----- EXTRACTED MATERIAL -----

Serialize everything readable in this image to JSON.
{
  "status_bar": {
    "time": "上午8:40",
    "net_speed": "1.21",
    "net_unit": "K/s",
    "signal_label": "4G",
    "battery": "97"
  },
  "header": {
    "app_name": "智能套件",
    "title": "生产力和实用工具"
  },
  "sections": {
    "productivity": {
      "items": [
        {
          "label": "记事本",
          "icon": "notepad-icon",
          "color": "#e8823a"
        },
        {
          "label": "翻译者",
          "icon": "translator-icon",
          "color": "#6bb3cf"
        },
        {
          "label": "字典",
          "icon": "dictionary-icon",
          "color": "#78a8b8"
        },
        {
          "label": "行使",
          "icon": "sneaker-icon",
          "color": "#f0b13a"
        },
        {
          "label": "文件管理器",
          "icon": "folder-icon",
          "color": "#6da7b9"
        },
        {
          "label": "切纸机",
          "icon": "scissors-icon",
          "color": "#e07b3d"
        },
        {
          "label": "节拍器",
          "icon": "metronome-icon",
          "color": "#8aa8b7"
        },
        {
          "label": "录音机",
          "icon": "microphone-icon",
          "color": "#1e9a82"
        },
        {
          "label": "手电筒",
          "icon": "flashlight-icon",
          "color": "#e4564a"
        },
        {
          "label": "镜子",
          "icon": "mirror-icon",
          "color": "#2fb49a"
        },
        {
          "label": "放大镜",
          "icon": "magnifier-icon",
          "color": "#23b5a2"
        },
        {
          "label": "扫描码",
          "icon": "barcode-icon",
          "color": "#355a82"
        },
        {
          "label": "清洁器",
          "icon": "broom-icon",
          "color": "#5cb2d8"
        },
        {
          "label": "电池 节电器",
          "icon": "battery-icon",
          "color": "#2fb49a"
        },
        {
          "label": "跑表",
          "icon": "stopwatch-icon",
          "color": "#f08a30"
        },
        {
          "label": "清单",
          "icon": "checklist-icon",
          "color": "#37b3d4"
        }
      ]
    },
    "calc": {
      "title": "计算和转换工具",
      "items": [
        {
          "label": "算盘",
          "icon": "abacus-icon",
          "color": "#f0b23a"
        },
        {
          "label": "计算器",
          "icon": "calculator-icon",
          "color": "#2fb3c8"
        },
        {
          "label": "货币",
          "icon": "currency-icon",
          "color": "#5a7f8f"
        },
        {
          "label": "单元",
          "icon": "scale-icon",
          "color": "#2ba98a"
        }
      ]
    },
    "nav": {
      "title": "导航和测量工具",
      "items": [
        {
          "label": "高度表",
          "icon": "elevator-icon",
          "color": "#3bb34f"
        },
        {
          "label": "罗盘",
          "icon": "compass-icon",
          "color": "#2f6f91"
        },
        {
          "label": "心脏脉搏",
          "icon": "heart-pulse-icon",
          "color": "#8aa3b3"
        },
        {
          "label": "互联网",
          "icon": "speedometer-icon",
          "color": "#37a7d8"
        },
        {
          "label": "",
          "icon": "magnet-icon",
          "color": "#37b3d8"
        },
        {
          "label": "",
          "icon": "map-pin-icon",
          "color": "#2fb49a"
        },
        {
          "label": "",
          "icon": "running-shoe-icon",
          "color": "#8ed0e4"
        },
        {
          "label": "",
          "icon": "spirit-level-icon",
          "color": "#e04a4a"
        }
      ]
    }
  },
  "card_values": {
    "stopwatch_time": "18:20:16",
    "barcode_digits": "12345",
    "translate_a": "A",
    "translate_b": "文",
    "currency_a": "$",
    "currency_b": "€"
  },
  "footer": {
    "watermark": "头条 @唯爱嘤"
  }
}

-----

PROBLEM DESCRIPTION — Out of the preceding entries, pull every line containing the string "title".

EXPECTED OUTPUT —
    "title": "生产力和实用工具"
      "title": "计算和转换工具",
      "title": "导航和测量工具",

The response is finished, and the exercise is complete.